The Retronaught Guide To Raising Children by author Chris Wild is an astonishing (and occasionally hilarious) look back at the parenting methods of the early- to mid-nineteenth century, and they’re frankly bizarre.
Parents sit with their children who are receiving sun ray therapy, said to ward off chest infections and anaemia, 1938.
A tiny baby gets some fresh air in a cage dangling from a top floor flat’s window, 1938.
Two tiny boxers face off in a makeshift ring, despite barely being able to lift the gloves, 1950s.
Children sleep outside, on wood-frame canvas beds, on the roof of a school for orphans.
Kids learn to swim on a “merry-go-round” rope system at a Cincinatti, US, school, 1930.
These two youngsters look like experienced smokers in their lavish secret den.
These babes aren’t too happy about being kept out of trouble, understandably, as they hang from the washing line.
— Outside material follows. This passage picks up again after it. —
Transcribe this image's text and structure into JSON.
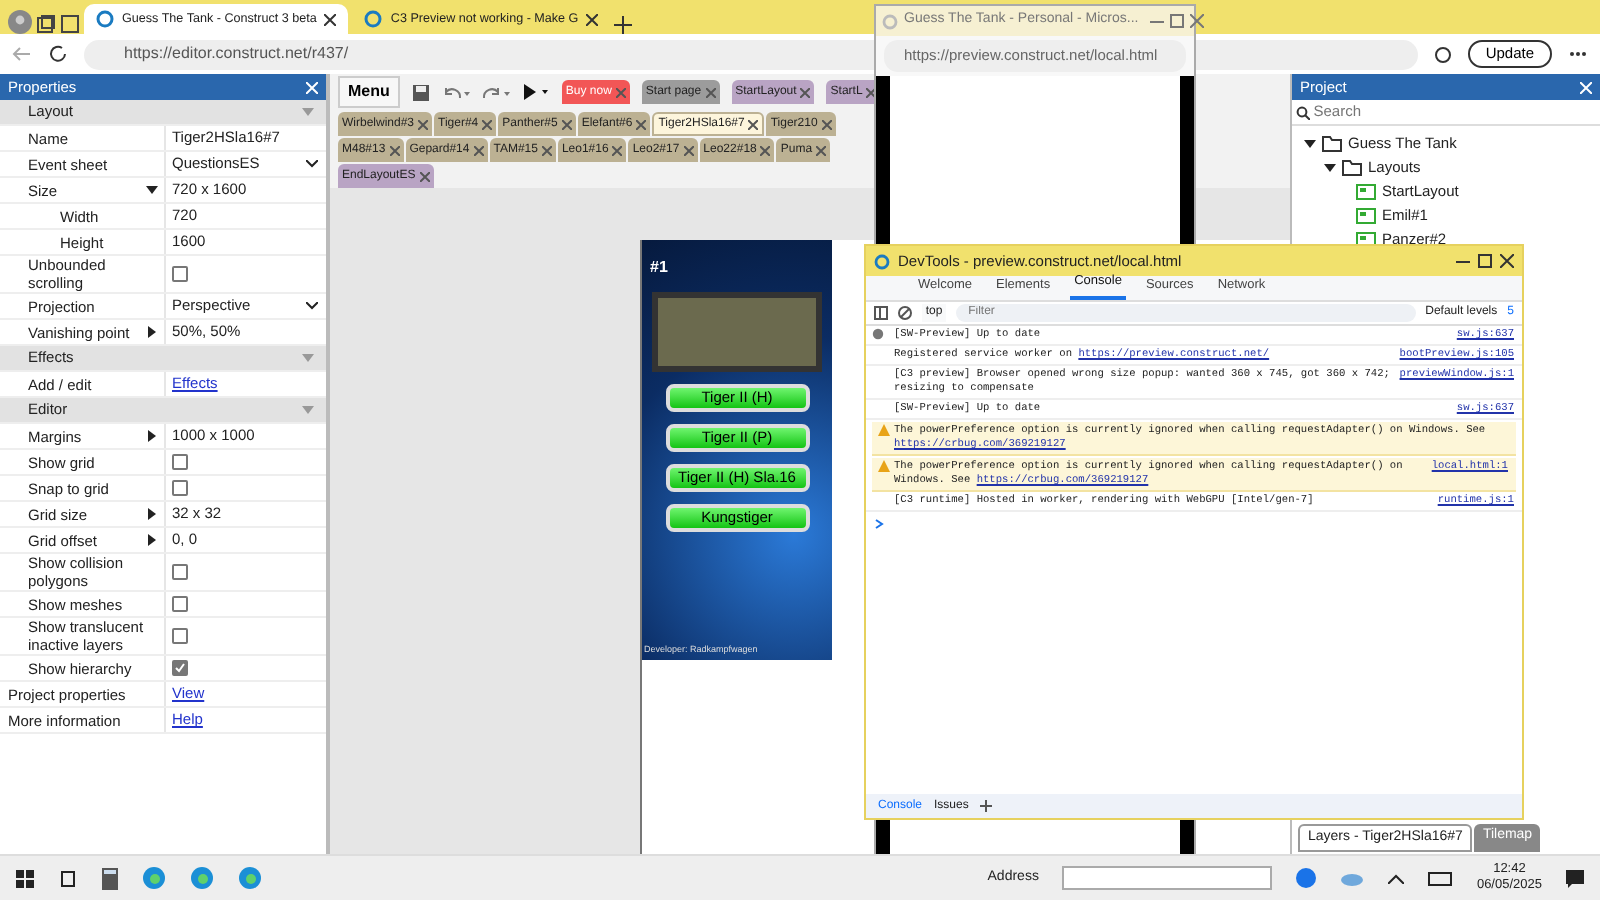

Forget flashing lights and bells, all this young cyclist gets from his mother is a polite sign asking the (admittedly few) motorists on the road to “watch out for me”.
These London children are spending a night during the Blitz in a makeshift air raid shelter — also known as a sturdy wooden cupboard.
And to keep this tot safe while his brothers play, mom just popped him in a trash can.
You can get the book on Amazon.